Automatic language translation
Our website uses an automatic service to translate our content into different languages. These translations should be used as a guide only. See our Accessibility page for further information.
This page provides information about how NDIS plans are monitored and reviewed. Refer to the Overview for important contextual information about these guidelines and the NDIS. These guidelines are dynamic and will be regularly updated to reflect any changes to procedures or the NDIS model.
Important information in this guideline includes:
An NDIS plan is based on the goals and objectives that have been identified for (and by) the child, and the supports needed to assist the child’s progress towards them. A reassessment of a child’s plan can be triggered in three different ways:
Internal Reviews: If you think an NDIA decision is wrong, you can request an internal review of a decision. Any person directly affected by an NDIA decision can request an internal review, however this must occur within three months of the plan approval date. If the child or young person is not in OOHC, you may need to work with the child or young person’s family to make the request. Refer to Internal Review of a Decision for more information.
Each plan has an agreed reassessment date which means that participants will have their plan reviewed on a regular basis. This allows participants and their NDIS representative to discuss what is and isn’t working, to amend goals and objectives and adjust supports as life changes over time. During the life of the plan, an NDIS representative may ‘check in’ with participants (or their representative) to determine if the plan is still meeting their needs.
Plans are typically active for 12 to 24 months but can be as short as three months or as long as 36 months. The length of the plan is largely determined by individual circumstances and the stability of support needs. The NDIS representative will advise participants on the length of the proposed planning cycle at the planning meeting. At this point consider the appropriateness of the plan length that is being proposed. Shorter plan lengths would be expected for children and young people aged 15 and over who will be preparing for, and then leaving care, as well as those who have less stable disability support needs.
Participants (or their representative) can request a reassessment of their NDIS plan if they are seeking a change in their reasonable and necessary supports. For children or young people under the parental responsibility of the Minister, OOHC caseworkers may ask for a plan reassessment.
Requests for a reassessment of a plan will generally not be approved within six months of the plan being approved (or within three months where the plan is for a shorter period), unless it can be demonstrated that the participant’s situation has changed, or there is new information which is likely to affect the NDIA’s assessment of the participant’s need for funded supports.
The NDIA will notify participants about their decision to reassess a plan within 14 days of receiving a request for a reassessment, or a change of situation form, from a participant.
Note: OOHC caseworkers should liaise with the support coordinator who will assist in managing and preparing for the reassessment of a child’s NDIS plan.
An NDIA representative can request a reassessment of a plan at any time.
The NDIA can decide to reassess a plan for several reasons:

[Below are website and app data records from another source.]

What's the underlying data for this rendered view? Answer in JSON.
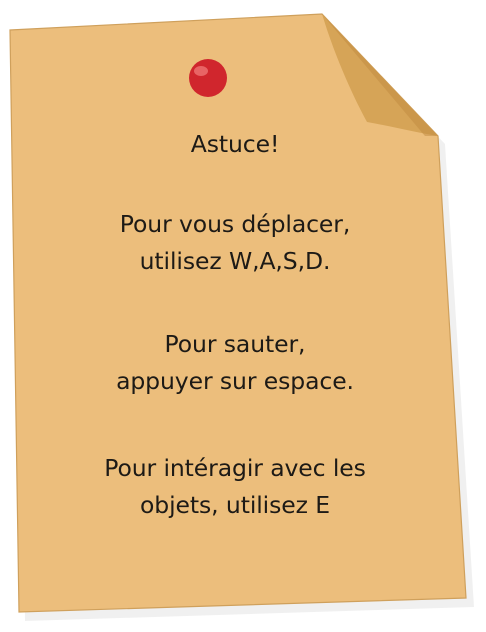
{
  "note": {
    "title": "Astuce!",
    "tips": [
      {
        "lines": [
          "Pour vous déplacer,",
          "utilisez W,A,S,D."
        ]
      },
      {
        "lines": [
          "Pour sauter,",
          "appuyer sur espace."
        ]
      },
      {
        "lines": [
          "Pour intéragir avec les",
          "objets, utilisez E"
        ]
      }
    ]
  },
  "colors": {
    "paper": "#ecbe7c",
    "paper_edge": "#cfa05c",
    "fold": "#d6a457",
    "fold_shadow": "#c08a40",
    "pin": "#d0262d",
    "pin_highlight": "#f07a78",
    "text": "#1d1a16"
  }
}
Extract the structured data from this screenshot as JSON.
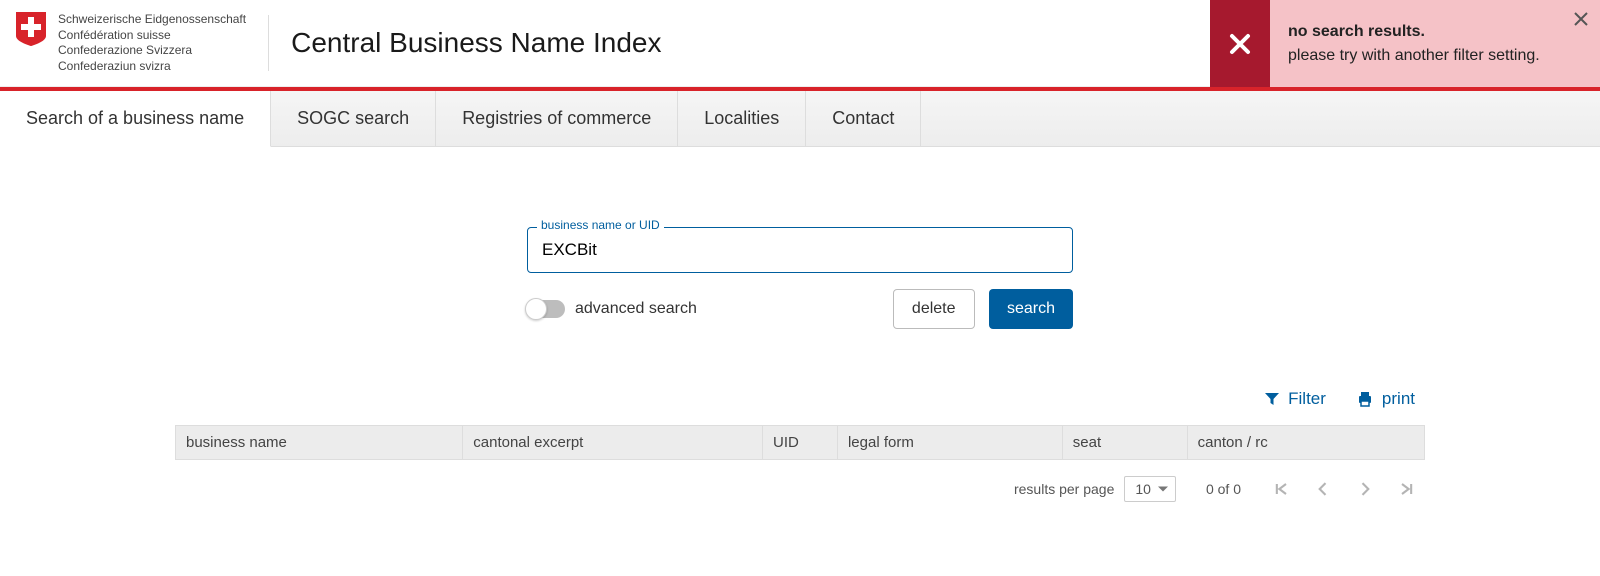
{
  "brand": {
    "lines": [
      "Schweizerische Eidgenossenschaft",
      "Confédération suisse",
      "Confederazione Svizzera",
      "Confederaziun svizra"
    ],
    "site_title": "Central Business Name Index"
  },
  "tabs": [
    {
      "label": "Search of a business name",
      "active": true
    },
    {
      "label": "SOGC search",
      "active": false
    },
    {
      "label": "Registries of commerce",
      "active": false
    },
    {
      "label": "Localities",
      "active": false
    },
    {
      "label": "Contact",
      "active": false
    }
  ],
  "toast": {
    "line1": "no search results.",
    "line2": "please try with another filter setting."
  },
  "search": {
    "field_label": "business name or UID",
    "value": "EXCBit",
    "advanced_label": "advanced search",
    "advanced_on": false,
    "delete_label": "delete",
    "search_label": "search"
  },
  "toolbar": {
    "filter_label": "Filter",
    "print_label": "print"
  },
  "columns": [
    "business name",
    "cantonal excerpt",
    "UID",
    "legal form",
    "seat",
    "canton / rc"
  ],
  "rows": [],
  "paginator": {
    "rpp_label": "results per page",
    "rpp_value": "10",
    "range": "0 of 0"
  }
}
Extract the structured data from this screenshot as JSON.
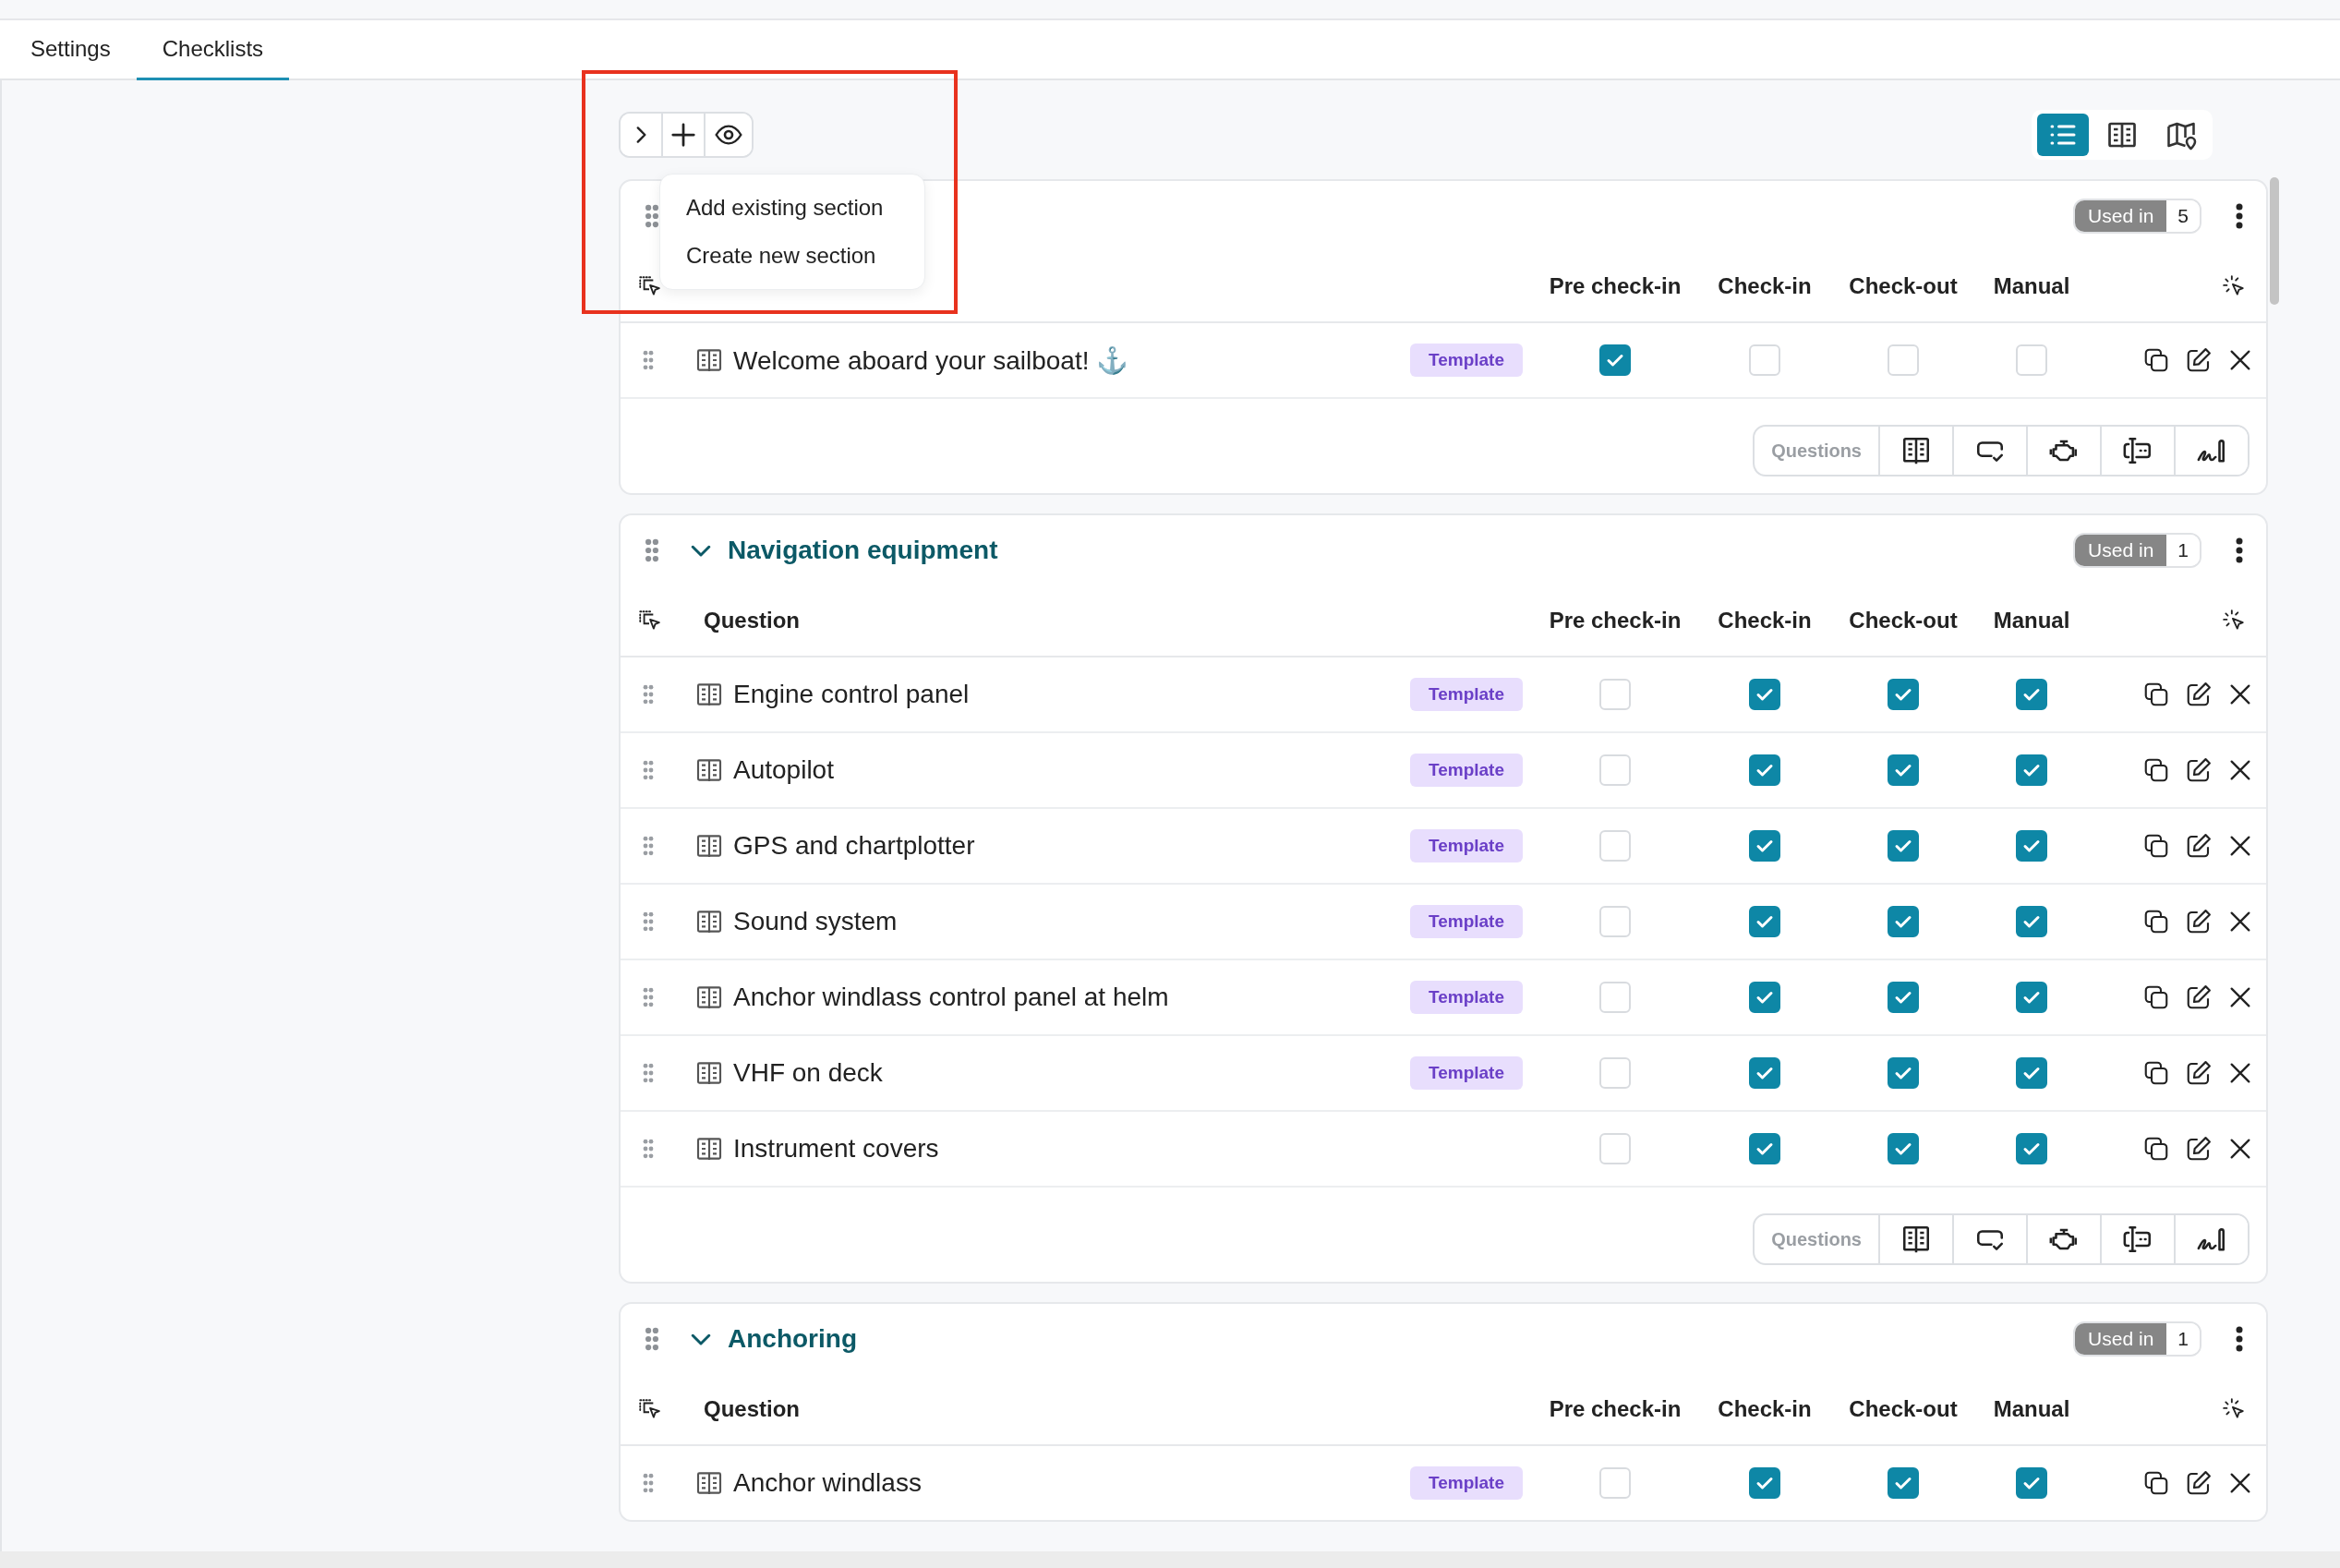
{
  "tabs": [
    {
      "label": "Settings",
      "selected": false
    },
    {
      "label": "Checklists",
      "selected": true
    }
  ],
  "view_modes": [
    {
      "kind": "list",
      "selected": true
    },
    {
      "kind": "book",
      "selected": false
    },
    {
      "kind": "map",
      "selected": false
    }
  ],
  "menu": {
    "items": [
      "Add existing section",
      "Create new section"
    ]
  },
  "question_types": [
    {
      "kind": "book"
    },
    {
      "kind": "comment-check"
    },
    {
      "kind": "engine"
    },
    {
      "kind": "text-box"
    },
    {
      "kind": "signature"
    }
  ],
  "sections": [
    {
      "used_in_label": "Used in",
      "used_in_count": "5",
      "columns": [
        "Pre check-in",
        "Check-in",
        "Check-out",
        "Manual"
      ],
      "toolbar_label": "Questions",
      "rows": [
        {
          "text": "Welcome aboard your sailboat! ⚓",
          "tag": "Template",
          "checks": [
            true,
            false,
            false,
            false
          ]
        }
      ]
    },
    {
      "title": "Navigation equipment",
      "used_in_label": "Used in",
      "used_in_count": "1",
      "question_header": "Question",
      "columns": [
        "Pre check-in",
        "Check-in",
        "Check-out",
        "Manual"
      ],
      "toolbar_label": "Questions",
      "rows": [
        {
          "text": "Engine control panel",
          "tag": "Template",
          "checks": [
            false,
            true,
            true,
            true
          ]
        },
        {
          "text": "Autopilot",
          "tag": "Template",
          "checks": [
            false,
            true,
            true,
            true
          ]
        },
        {
          "text": "GPS and chartplotter",
          "tag": "Template",
          "checks": [
            false,
            true,
            true,
            true
          ]
        },
        {
          "text": "Sound system",
          "tag": "Template",
          "checks": [
            false,
            true,
            true,
            true
          ]
        },
        {
          "text": "Anchor windlass control panel at helm",
          "tag": "Template",
          "checks": [
            false,
            true,
            true,
            true
          ]
        },
        {
          "text": "VHF on deck",
          "tag": "Template",
          "checks": [
            false,
            true,
            true,
            true
          ]
        },
        {
          "text": "Instrument covers",
          "checks": [
            false,
            true,
            true,
            true
          ]
        }
      ]
    },
    {
      "title": "Anchoring",
      "used_in_label": "Used in",
      "used_in_count": "1",
      "question_header": "Question",
      "columns": [
        "Pre check-in",
        "Check-in",
        "Check-out",
        "Manual"
      ],
      "rows": [
        {
          "text": "Anchor windlass",
          "tag": "Template",
          "checks": [
            false,
            true,
            true,
            true
          ]
        }
      ]
    }
  ]
}
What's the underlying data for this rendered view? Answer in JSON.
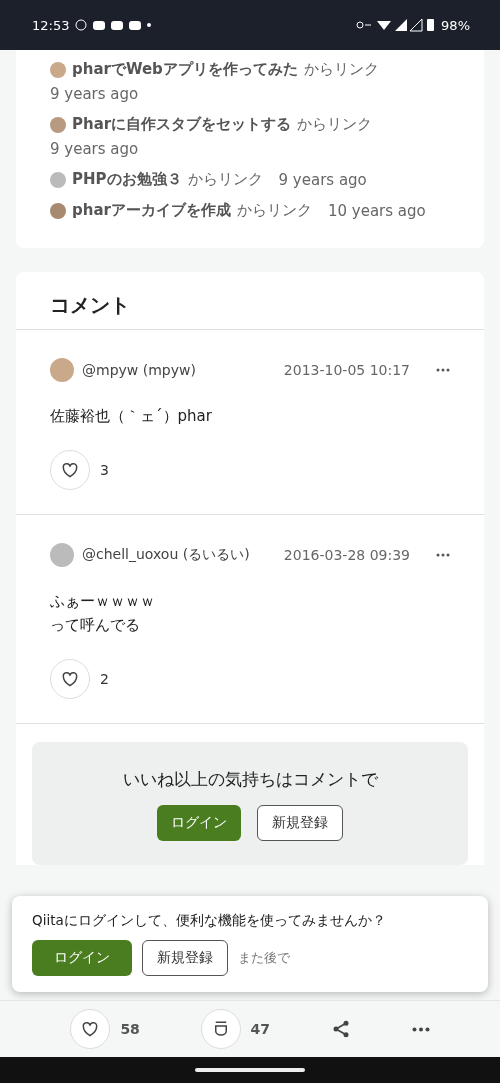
{
  "status_bar": {
    "time": "12:53",
    "battery": "98%"
  },
  "linked_from": [
    {
      "title": "pharでWebアプリを作ってみた",
      "suffix": "からリンク",
      "time": "9 years ago"
    },
    {
      "title": "Pharに自作スタブをセットする",
      "suffix": "からリンク",
      "time": "9 years ago"
    },
    {
      "title": "PHPのお勉強３",
      "suffix": "からリンク",
      "time": "9 years ago"
    },
    {
      "title": "pharアーカイブを作成",
      "suffix": "からリンク",
      "time": "10 years ago"
    }
  ],
  "comments": {
    "heading": "コメント",
    "items": [
      {
        "user": "@mpyw (mpyw)",
        "date": "2013-10-05 10:17",
        "body": [
          "佐藤裕也（｀ェ´）phar"
        ],
        "likes": "3"
      },
      {
        "user": "@chell_uoxou (るいるい)",
        "date": "2016-03-28 09:39",
        "body": [
          "ふぁーｗｗｗｗ",
          "って呼んでる"
        ],
        "likes": "2"
      }
    ]
  },
  "comment_cta": {
    "text": "いいね以上の気持ちはコメントで",
    "login": "ログイン",
    "signup": "新規登録"
  },
  "login_sheet": {
    "message": "Qiitaにログインして、便利な機能を使ってみませんか？",
    "login": "ログイン",
    "signup": "新規登録",
    "later": "また後で"
  },
  "action_bar": {
    "likes": "58",
    "stocks": "47"
  }
}
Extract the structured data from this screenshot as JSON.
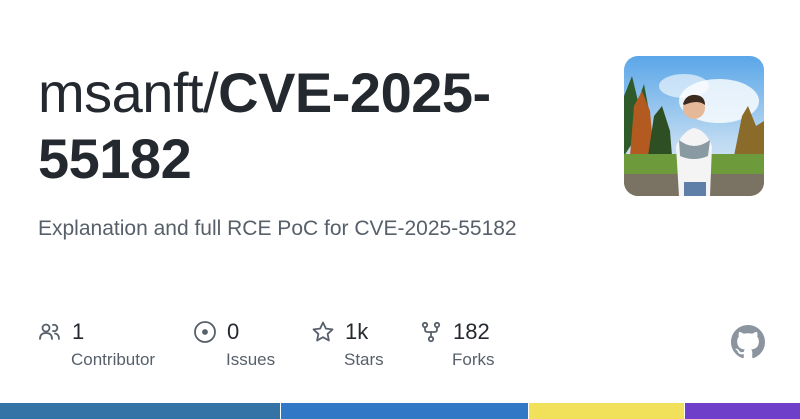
{
  "repo": {
    "owner": "msanft/",
    "name": "CVE-2025-55182",
    "description": "Explanation and full RCE PoC for CVE-2025-55182"
  },
  "stats": {
    "contributors": {
      "value": "1",
      "label": "Contributor",
      "icon": "people-icon"
    },
    "issues": {
      "value": "0",
      "label": "Issues",
      "icon": "issue-icon"
    },
    "stars": {
      "value": "1k",
      "label": "Stars",
      "icon": "star-icon"
    },
    "forks": {
      "value": "182",
      "label": "Forks",
      "icon": "fork-icon"
    }
  },
  "colors": {
    "text": "#24292f",
    "muted": "#57606a",
    "languages": [
      "#3572A5",
      "#3178c6",
      "#f1e05a",
      "#6e40c9"
    ]
  },
  "language_shares": [
    0.35,
    0.31,
    0.195,
    0.145
  ]
}
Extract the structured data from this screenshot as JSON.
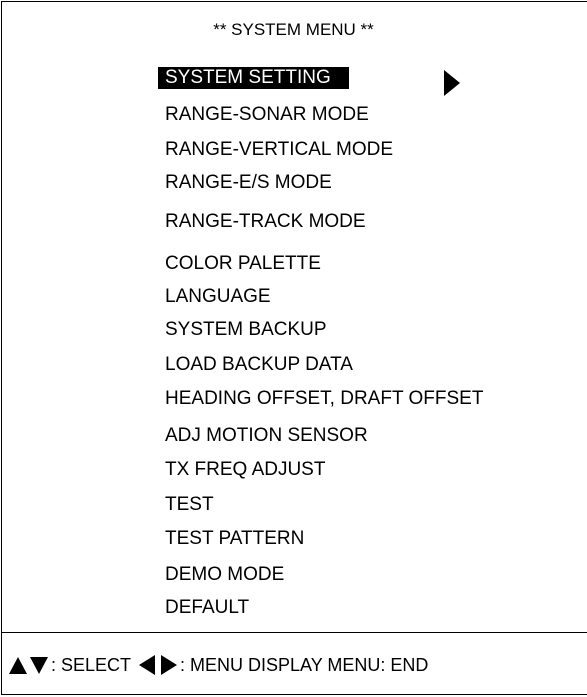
{
  "title": "** SYSTEM MENU **",
  "menu": {
    "items": [
      {
        "label": "SYSTEM SETTING",
        "selected": true
      },
      {
        "label": "RANGE-SONAR MODE"
      },
      {
        "label": "RANGE-VERTICAL MODE"
      },
      {
        "label": "RANGE-E/S MODE"
      },
      {
        "label": "RANGE-TRACK MODE"
      },
      {
        "label": "COLOR PALETTE"
      },
      {
        "label": "LANGUAGE"
      },
      {
        "label": "SYSTEM BACKUP"
      },
      {
        "label": "LOAD BACKUP DATA"
      },
      {
        "label": "HEADING OFFSET, DRAFT OFFSET"
      },
      {
        "label": "ADJ MOTION SENSOR"
      },
      {
        "label": "TX FREQ ADJUST"
      },
      {
        "label": "TEST"
      },
      {
        "label": "TEST PATTERN"
      },
      {
        "label": "DEMO MODE"
      },
      {
        "label": "DEFAULT"
      }
    ]
  },
  "footer": {
    "select_text": ": SELECT",
    "display_text": ": MENU DISPLAY  MENU: END"
  }
}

The onus is on the participant (or their representative) to notify the NDIA if an event or change in situation happens or is likely to happen that affects their plan. For children and young people under the parental responsibility of the Minister, OOHC caseworkers are responsible for notifying the NDIA via a change of situation form.
Examples of changed situations that may require requesting a plan reassessment include: a change of placement type, such as moving from foster care to residential care; moving placement to a new geographical location, or entry to OOHC.
For children or young people with an NDIS plan who have entered care, OOHC caseworkers should ensure that their name replaces that of the parents’ as child representative and that parents’ electronic access to the NDIS portal has been removed. If there is a change of caseworker responsible for a child or young person, casework staff should ensure that the NDIA is notified of the new caseworker’s details. Note: you must also submit a copy of the Care Orders to the NDIA at email@example.com.
For more detailed information about what constitutes a change of situation, see Change of circumstances.
Preparation for plan reassessment will be like preparing for the planning meeting. The child’s NDIS support coordinator will assist with this process.
Refer to NDIS Plan Preparation and Plan Process for further information. If child protection or OOHC caseworkers form a professional view about additional supports that would benefit the child or young person, they can provide this advice, and any specific evidence of need, to the NDIS representative directly or to the parent/carer to share during the plan reassessment meeting.
20 Dec 2022
We acknowledge Aboriginal people as the First Nations Peoples of NSW and pay our respects to Elders past, present, and future.
Informed by lessons of the past, Department of Communities and Justice is improving how we work with Aboriginal people and communities. We listen and learn from the knowledge, strength and resilience of Stolen Generations Survivors, Aboriginal Elders and Aboriginal communities.
You can access our apology to the Stolen Generations.